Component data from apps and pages
==*==

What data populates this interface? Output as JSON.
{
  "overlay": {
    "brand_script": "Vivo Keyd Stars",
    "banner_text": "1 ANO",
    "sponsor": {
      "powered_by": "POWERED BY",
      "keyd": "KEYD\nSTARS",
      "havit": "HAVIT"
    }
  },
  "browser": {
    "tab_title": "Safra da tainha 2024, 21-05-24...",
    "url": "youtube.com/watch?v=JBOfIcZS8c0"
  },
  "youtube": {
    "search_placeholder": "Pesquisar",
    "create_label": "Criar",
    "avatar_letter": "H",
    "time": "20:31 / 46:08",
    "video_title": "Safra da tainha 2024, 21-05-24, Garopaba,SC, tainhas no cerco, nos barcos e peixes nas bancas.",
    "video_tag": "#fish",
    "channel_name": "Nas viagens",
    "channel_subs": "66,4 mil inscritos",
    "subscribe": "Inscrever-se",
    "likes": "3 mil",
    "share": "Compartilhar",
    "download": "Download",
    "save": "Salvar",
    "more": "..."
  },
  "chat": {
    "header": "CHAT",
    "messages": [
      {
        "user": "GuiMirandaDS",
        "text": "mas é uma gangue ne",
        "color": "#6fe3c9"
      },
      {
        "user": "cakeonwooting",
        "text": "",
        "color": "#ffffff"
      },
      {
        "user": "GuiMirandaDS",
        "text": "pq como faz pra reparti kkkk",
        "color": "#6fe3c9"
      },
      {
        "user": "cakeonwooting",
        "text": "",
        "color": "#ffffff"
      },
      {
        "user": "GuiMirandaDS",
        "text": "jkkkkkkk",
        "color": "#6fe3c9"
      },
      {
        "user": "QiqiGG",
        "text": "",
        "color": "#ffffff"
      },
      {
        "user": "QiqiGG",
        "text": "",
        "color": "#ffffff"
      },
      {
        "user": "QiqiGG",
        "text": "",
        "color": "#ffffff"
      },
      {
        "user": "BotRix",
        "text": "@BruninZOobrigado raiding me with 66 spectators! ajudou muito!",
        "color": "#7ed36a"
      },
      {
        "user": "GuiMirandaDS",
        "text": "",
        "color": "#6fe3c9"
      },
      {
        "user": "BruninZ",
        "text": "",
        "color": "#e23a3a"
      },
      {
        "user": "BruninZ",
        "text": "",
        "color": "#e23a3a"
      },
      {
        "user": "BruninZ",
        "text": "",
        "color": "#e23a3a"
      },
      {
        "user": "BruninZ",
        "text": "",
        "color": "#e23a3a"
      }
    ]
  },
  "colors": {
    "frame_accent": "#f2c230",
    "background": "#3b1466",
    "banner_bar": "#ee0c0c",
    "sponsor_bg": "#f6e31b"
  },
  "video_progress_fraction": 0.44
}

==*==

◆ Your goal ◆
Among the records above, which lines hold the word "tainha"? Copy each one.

◆ Solution for this problem ◆
    "tab_title": "Safra da tainha 2024, 21-05-24...",
    "video_title": "Safra da tainha 2024, 21-05-24, Garopaba,SC, tainhas no cerco, nos barcos e peixes nas bancas.",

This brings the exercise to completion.